Earlier this year the school board asked the commissioners to use $2.9 million of their reserves for textbooks and technology improvements. The commissioners agreed to that request, using almost half of the $6 million set aside in a BRAC Reserve to buffer the county from any actions that would impact the future of the Patuxent River Naval Air Station.

The school board had asked the county for those monies in the current fiscal year. Instead the commissioners wrapped the $2.9 million into the county funding for the schools for the next fiscal year. That put no money in the budget for the step increases for the employees.

The budget that went to public hearing included $102.6 million for the schools, up from $96 million in this current fiscal year and also well above the state-mandated minimum Maintenance of Effort of $99 million. But not including the $2.9 million one-time expenditure, the increase would have been the smallest over Maintenance of Effort in recent years.

School Superintendent Scott Smith (shown above) came before the commissioners at the budget work session for an alternative proposal — use the monies allocated for the textbooks and supplies for the salary increases. In turn he promised to use $1.4 million of the school system’s budget reserves for the textbook purchases and try to find monies elsewhere in budget savings for the technology improvements. “We will figure out a way to fund textbooks and technology,” he said.

Smith insisted the school system needed a minimum of $102.2 million for recurring expenses in order to ink the three-year agreement with the two unions.

The idea didn’t sit well with several of the commissioners. Mike Hewitt [R – 2nd District] urged the school system to find the monies somewhere else in their budget to pay for the salary increases. Smith responded that the only place they could find that kind of money in such a people-focused organization was to cut staff. He said every current position was Important.

Commissioner John O’Connor [R – 3rd District] noted that the system was facing the retirement of 38 people and they could just not fill those positions for the time being. Smith said in all they were anticipating about a 100-person staff turnover for next year.

Commissioner Todd Morgan [R- 4th District] , a frequent critic of the school system’s finances in the past, was harsher in his criticism this time. “I have had a real hard time listening to the bait and switch for the last six years,” he said.
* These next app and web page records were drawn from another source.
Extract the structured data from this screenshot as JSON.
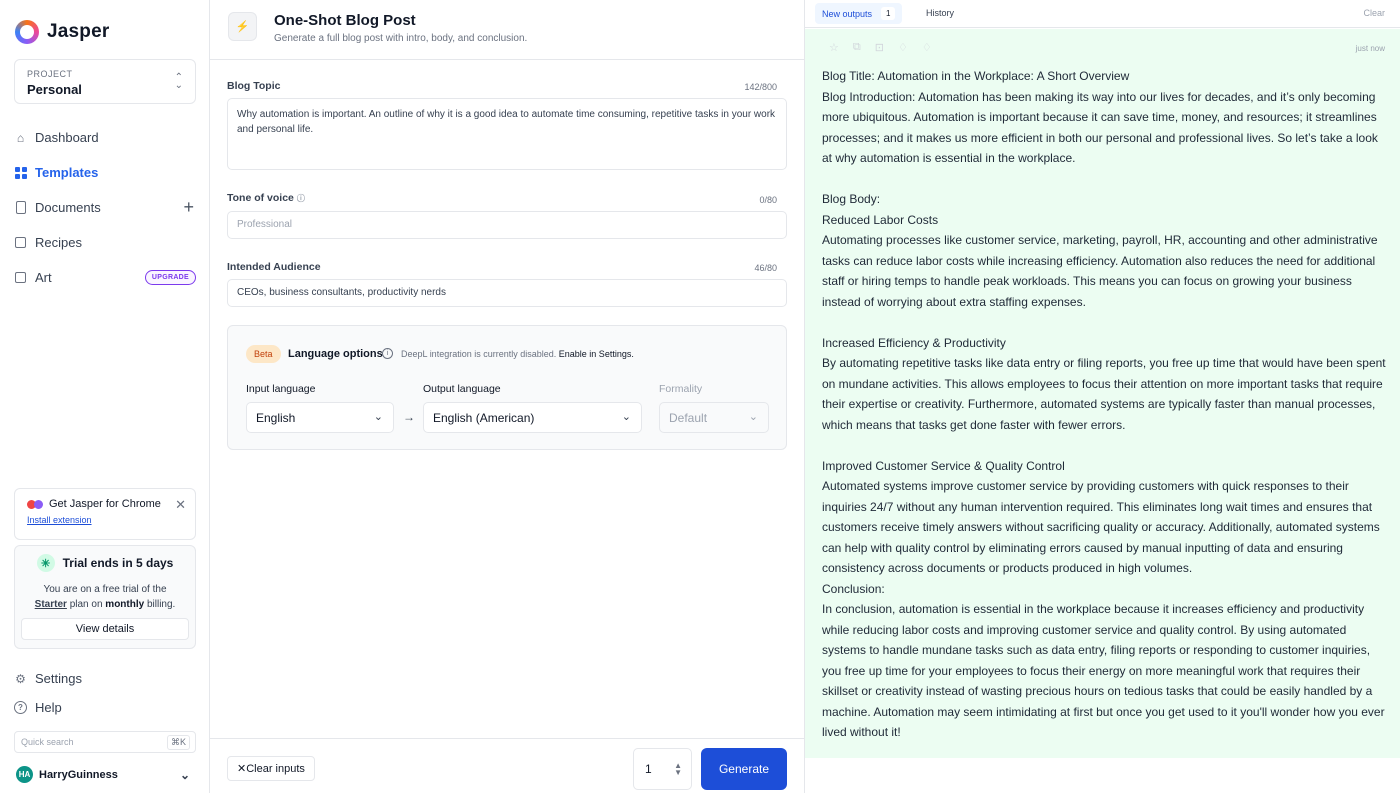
{
  "app": {
    "name": "Jasper"
  },
  "project": {
    "label": "PROJECT",
    "name": "Personal"
  },
  "nav": {
    "dashboard": "Dashboard",
    "templates": "Templates",
    "documents": "Documents",
    "recipes": "Recipes",
    "art": "Art",
    "upgrade_badge": "UPGRADE"
  },
  "chrome_promo": {
    "title": "Get Jasper for Chrome",
    "link": "Install extension"
  },
  "trial": {
    "title": "Trial ends in 5 days",
    "line1": "You are on a free trial of the",
    "plan": "Starter",
    "mid": "plan on",
    "billing": "monthly",
    "end": "billing.",
    "button": "View details"
  },
  "bottom_nav": {
    "settings": "Settings",
    "help": "Help"
  },
  "quick_search": {
    "placeholder": "Quick search",
    "shortcut": "⌘K"
  },
  "user": {
    "initials": "HA",
    "name": "HarryGuinness"
  },
  "template": {
    "title": "One-Shot Blog Post",
    "description": "Generate a full blog post with intro, body, and conclusion."
  },
  "form": {
    "topic": {
      "label": "Blog Topic",
      "counter": "142/800",
      "value": "Why automation is important. An outline of why it is a good idea to automate time consuming, repetitive tasks in your work and personal life."
    },
    "tone": {
      "label": "Tone of voice",
      "counter": "0/80",
      "placeholder": "Professional"
    },
    "audience": {
      "label": "Intended Audience",
      "counter": "46/80",
      "value": "CEOs, business consultants, productivity nerds"
    }
  },
  "language": {
    "beta": "Beta",
    "title": "Language options",
    "note": "DeepL integration is currently disabled.",
    "note_link": "Enable in Settings.",
    "input_label": "Input language",
    "input_value": "English",
    "output_label": "Output language",
    "output_value": "English (American)",
    "formality_label": "Formality",
    "formality_value": "Default"
  },
  "footer": {
    "clear": "Clear inputs",
    "quantity": "1",
    "generate": "Generate"
  },
  "outputs": {
    "tab_new": "New outputs",
    "tab_count": "1",
    "tab_history": "History",
    "clear": "Clear",
    "time": "just now",
    "lines": [
      "Blog Title: Automation in the Workplace: A Short Overview",
      "Blog Introduction: Automation has been making its way into our lives for decades, and it’s only becoming more ubiquitous. Automation is important because it can save time, money, and resources; it streamlines processes; and it makes us more efficient in both our personal and professional lives. So let’s take a look at why automation is essential in the workplace.",
      "",
      "Blog Body:",
      "Reduced Labor Costs",
      "Automating processes like customer service, marketing, payroll, HR, accounting and other administrative tasks can reduce labor costs while increasing efficiency. Automation also reduces the need for additional staff or hiring temps to handle peak workloads. This means you can focus on growing your business instead of worrying about extra staffing expenses.",
      "",
      "Increased Efficiency & Productivity",
      "By automating repetitive tasks like data entry or filing reports, you free up time that would have been spent on mundane activities. This allows employees to focus their attention on more important tasks that require their expertise or creativity. Furthermore, automated systems are typically faster than manual processes, which means that tasks get done faster with fewer errors.",
      "",
      "Improved Customer Service & Quality Control",
      "Automated systems improve customer service by providing customers with quick responses to their inquiries 24/7 without any human intervention required. This eliminates long wait times and ensures that customers receive timely answers without sacrificing quality or accuracy. Additionally, automated systems can help with quality control by eliminating errors caused by manual inputting of data and ensuring consistency across documents or products produced in high volumes.",
      "Conclusion:",
      "In conclusion, automation is essential in the workplace because it increases efficiency and productivity while reducing labor costs and improving customer service and quality control. By using automated systems to handle mundane tasks such as data entry, filing reports or responding to customer inquiries, you free up time for your employees to focus their energy on more meaningful work that requires their skillset or creativity instead of wasting precious hours on tedious tasks that could be easily handled by a machine. Automation may seem intimidating at first but once you get used to it you'll wonder how you ever lived without it!"
    ]
  },
  "colors": {
    "accent": "#1d4ed8",
    "output_bg": "#ecfdf2",
    "upgrade": "#7c3aed"
  }
}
County Chief Financial Officer Jeannett Cudmore said she didn’t like the idea of using monies from a fund balance to finance reoccurring costs such as salaries. But Smith said they were prohibited from doing it.  “I can’t use my fund balance for reoccurring costs. It’s what you (the county) shouldn’t do but you can,” he said

Smith said any staff cuts to achieve the step increases for employees would also have to be approved as part of the collective bargaining and would affect the good will achieved in the negotiations to date.

At the insistence of the majority of the commissioners, Smith was directed to come up with a plan in writing to accomplish what he wants and present it at next week’s budget work session, which is also the final one scheduled before the commissioners adopt the budget.

Later that day a half dozen school system employees spoke at the commissioners’ public forum to urge them to support the superintendent’s request.

Contact Dick Myers at dick.myers@thebaynet.com